» **What this task involves**
Output every entry exactly as written, but omit the pictures.

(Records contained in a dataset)
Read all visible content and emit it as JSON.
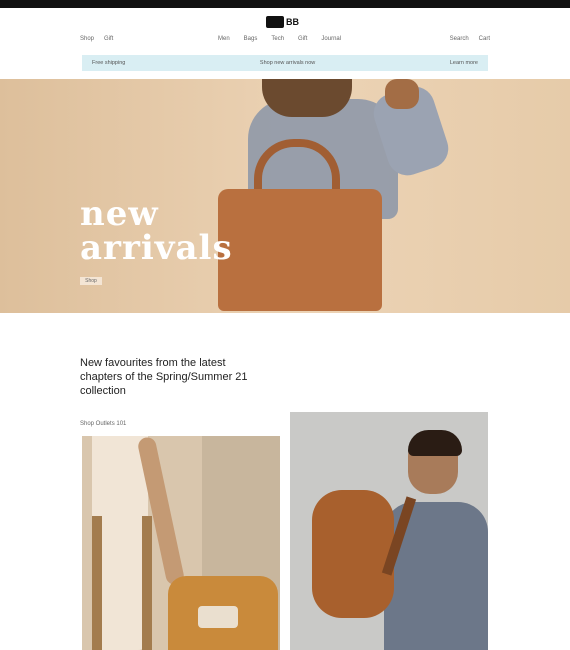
{
  "brand": {
    "logo_text": "BB"
  },
  "nav": {
    "left": [
      "Shop",
      "Gift"
    ],
    "center": [
      "Men",
      "Bags",
      "Tech",
      "Gift",
      "Journal"
    ],
    "right": [
      "Search",
      "Cart"
    ]
  },
  "promo": {
    "left": "Free shipping",
    "center": "Shop new arrivals now",
    "right": "Learn more"
  },
  "hero": {
    "title_line1": "new",
    "title_line2": "arrivals",
    "cta": "Shop"
  },
  "intro": {
    "text": "New favourites from the latest chapters of the Spring/Summer 21 collection"
  },
  "section": {
    "label": "Shop Outlets 101"
  }
}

» **Response**
Read all visible content and emit it as JSON.
{
  "brand": {
    "logo_text": "BB"
  },
  "nav": {
    "left": [
      "Shop",
      "Gift"
    ],
    "center": [
      "Men",
      "Bags",
      "Tech",
      "Gift",
      "Journal"
    ],
    "right": [
      "Search",
      "Cart"
    ]
  },
  "promo": {
    "left": "Free shipping",
    "center": "Shop new arrivals now",
    "right": "Learn more"
  },
  "hero": {
    "title_line1": "new",
    "title_line2": "arrivals",
    "cta": "Shop"
  },
  "intro": {
    "text": "New favourites from the latest chapters of the Spring/Summer 21 collection"
  },
  "section": {
    "label": "Shop Outlets 101"
  }
}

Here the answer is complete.